The claim of this very short video is this: Christians have been using regulations to strangle off abortion providers. This is apparently bad, because it puts out of business smaller providers while larger ones, such as Planned Parenthood, have managed to survive, and are now claiming the lion’s share of the abortion business. Conservatives are normally against regulation but are for it in this instance and so are guilty of inconsistency when they don’t seek outright criminalization of abortion.
I will applaud Zachary and Apologia for defending what I see as a weakness on the part of many Christians and conservatives towards the abortion question. If we are going to call abortion murder and stand by the courage of our convictions, we should punish it as murder. Even though there are varying views on whom and what should be punished with regard to abortion, most all conservatives and Christians would agree that should an opportunity arise to criminalize abortion, they would do so. However, we live in a post-Roe v. Wade world. Measures like regulation are designed to save lives by hindering abortion mills and delaying would-be infanticidal mothers in the process of killing children. Every extra moment we give to the unborn is an extra moment of consideration given to that young life. If a mother has to see an ultrasound of that baby to remind her that it is in fact a baby she is killing, it may prick her conscience, as well as put an extra financial hurdle in her way she may not be able to clear. The implicit idea conveyed in the video that there are no lives saved by imposing regulatory burdens on abortionists and their clients seems a shaky one that I believe requires data to bear it out.
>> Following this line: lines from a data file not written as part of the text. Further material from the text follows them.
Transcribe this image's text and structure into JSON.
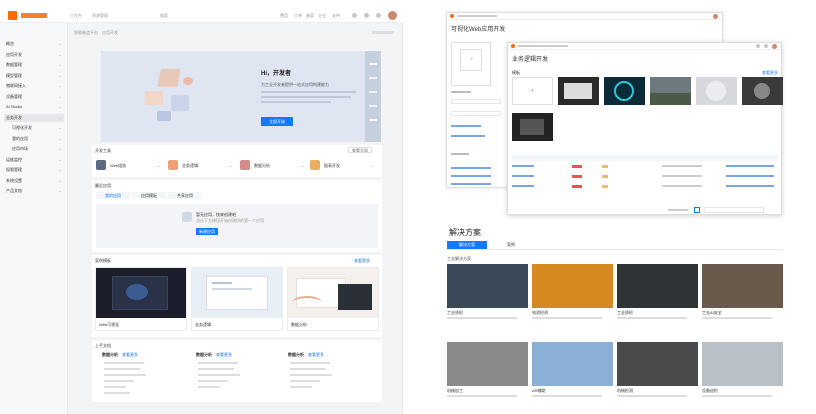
{
  "console": {
    "top_menu": [
      "工作台",
      "资源管理",
      "搜索",
      "费用",
      "工单",
      "备案",
      "企业",
      "支持"
    ],
    "breadcrumb": [
      "智能制造平台",
      "应用开发"
    ],
    "sidebar_items": [
      "概览",
      "应用开发",
      "数据管理",
      "模型管理",
      "物联网接入",
      "设备管理",
      "AI Studio",
      "业务开发",
      "可视化开发",
      "我的应用",
      "应用市场",
      "运维监控",
      "权限管理",
      "系统设置",
      "产品文档"
    ],
    "sidebar_active": 7,
    "hero": {
      "title": "Hi，开发者",
      "subtitle": "为工业开发者提供一站式应用构建能力",
      "button": "立即开始"
    },
    "dev_tools": {
      "title": "开发工具",
      "more": "查看全部",
      "items": [
        "Web组态",
        "业务逻辑",
        "数据分析",
        "报表开发"
      ]
    },
    "recent": {
      "title": "最近应用",
      "tabs": [
        "我的应用",
        "应用模板",
        "共享应用"
      ],
      "empty_title": "暂无应用，快来创建吧",
      "empty_desc": "点击下方按钮开始创建你的第一个应用",
      "create_button": "新建应用"
    },
    "examples": {
      "title": "案例模板",
      "more": "查看更多",
      "items": [
        "Web可视化",
        "业务逻辑",
        "数据分析"
      ]
    },
    "learn": {
      "title": "上手文档",
      "columns": [
        {
          "title": "数据分析",
          "link": "查看更多"
        },
        {
          "title": "数据分析",
          "link": "查看更多"
        },
        {
          "title": "数据分析",
          "link": "查看更多"
        }
      ]
    }
  },
  "right": {
    "back_window": {
      "title": "可视化Web应用开发"
    },
    "front_window": {
      "title": "业务逻辑开发",
      "section": "模板",
      "more": "查看更多"
    },
    "solutions": {
      "title": "解决方案",
      "tabs": [
        "解决方案",
        "案例"
      ],
      "subtitle": "工业解决方案",
      "cards": [
        "工业质检",
        "电池检测",
        "工业质检",
        "工业AI安全",
        "机械加工",
        "AR辅助",
        "机械检测",
        "设备巡检"
      ]
    }
  }
}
What I really think is happening here is self-professed conservatives such as Zachary are placing their political and philosophical objections to regulation over their biblical quest to save young lives. I think the most egregious example of this tendency would be Tomi Lahren, the young self-professed Christian conservative woman who turned against the pro-life cause and declared that conservatives “win by staying out of social issues,” but it manifests itself in lesser form here and in many other political areas as well. It is painfully obvious when Zachary declares taxation and government control over business “slavery” that he is not operating from a Christian perspective, but a Rothbardian one. Are we not told in Mark 12 to give to Caesar what is Caesar’s, and to give to God what is God’s? Does Romans 13 tell us to pay our taxes and to submit to the governing authorities, as they are ordained by God? This flies directly in the face of Libertarian philosophy. Zachary’s claim that regulation causes the shrinking of the market and enables monopoly, while possibly true, is almost certainly informed by Libertarian dogma and does not place the life of the unborn at the center of his concerns. Who performs these abortions is immaterial to us. What matters is that they stop.
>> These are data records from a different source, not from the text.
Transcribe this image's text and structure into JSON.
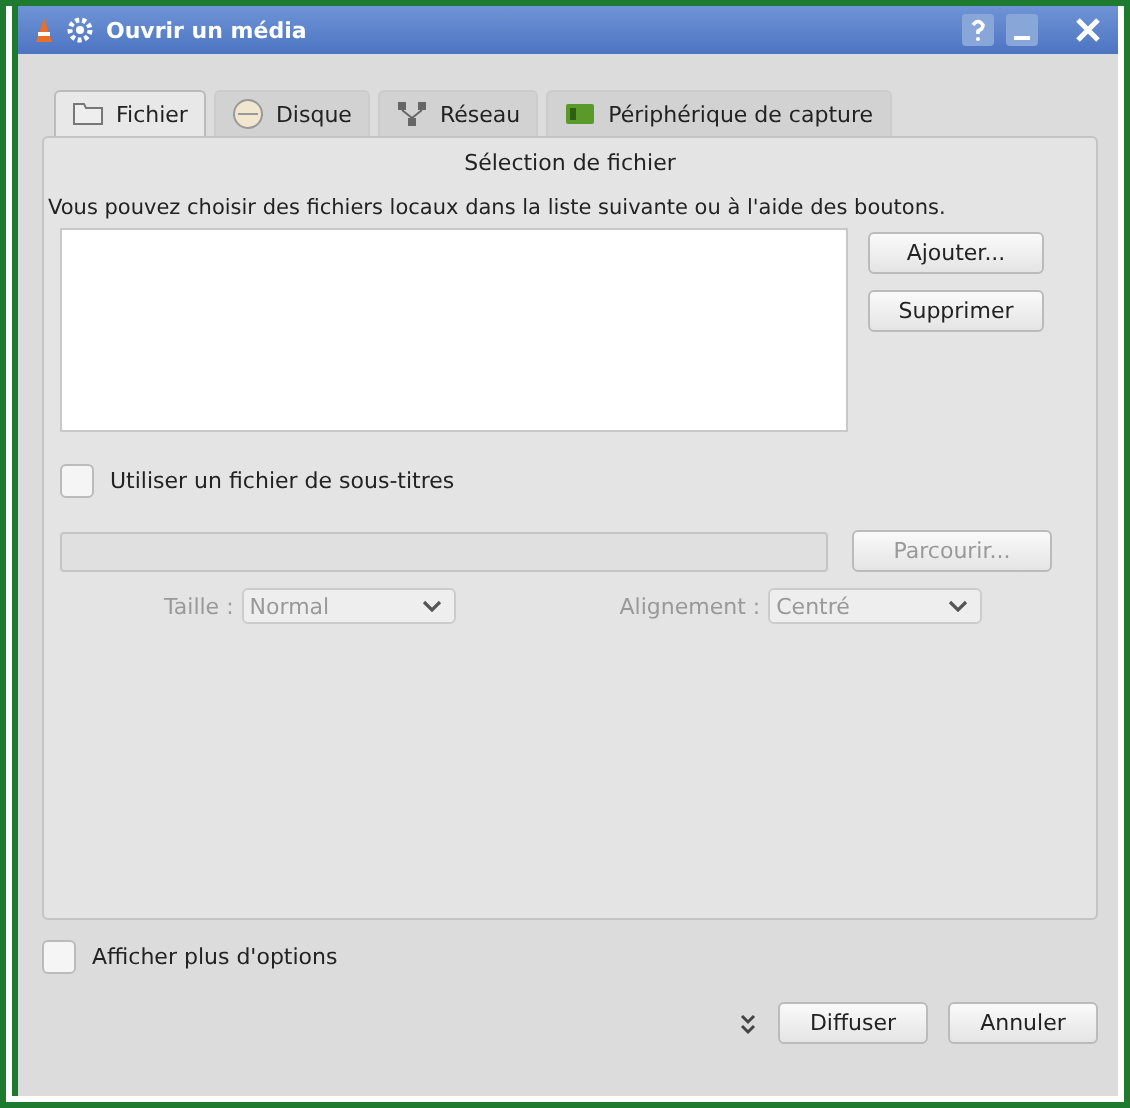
{
  "window": {
    "title": "Ouvrir un média"
  },
  "tabs": [
    {
      "label": "Fichier",
      "selected": true,
      "kind": "file"
    },
    {
      "label": "Disque",
      "selected": false,
      "kind": "disc"
    },
    {
      "label": "Réseau",
      "selected": false,
      "kind": "network"
    },
    {
      "label": "Périphérique de capture",
      "selected": false,
      "kind": "capture"
    }
  ],
  "file_selection": {
    "title": "Sélection de fichier",
    "description": "Vous pouvez choisir des fichiers locaux dans la liste suivante ou à l'aide des boutons.",
    "buttons": [
      "Ajouter...",
      "Supprimer"
    ]
  },
  "subtitles": {
    "label": "Utiliser un fichier de sous-titres",
    "checked": false,
    "disabled": true,
    "browse_button": "Parcourir...",
    "size_label": "Taille :",
    "size_value": "Normal",
    "alignment_label": "Alignement :",
    "alignment_value": "Centré"
  },
  "more_options": {
    "label": "Afficher plus d'options",
    "checked": false
  },
  "buttons": [
    "Diffuser",
    "Annuler"
  ]
}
When considering political matters of clear theological prescription such as abortion, it’s important that Christians keep their eyes on the ball.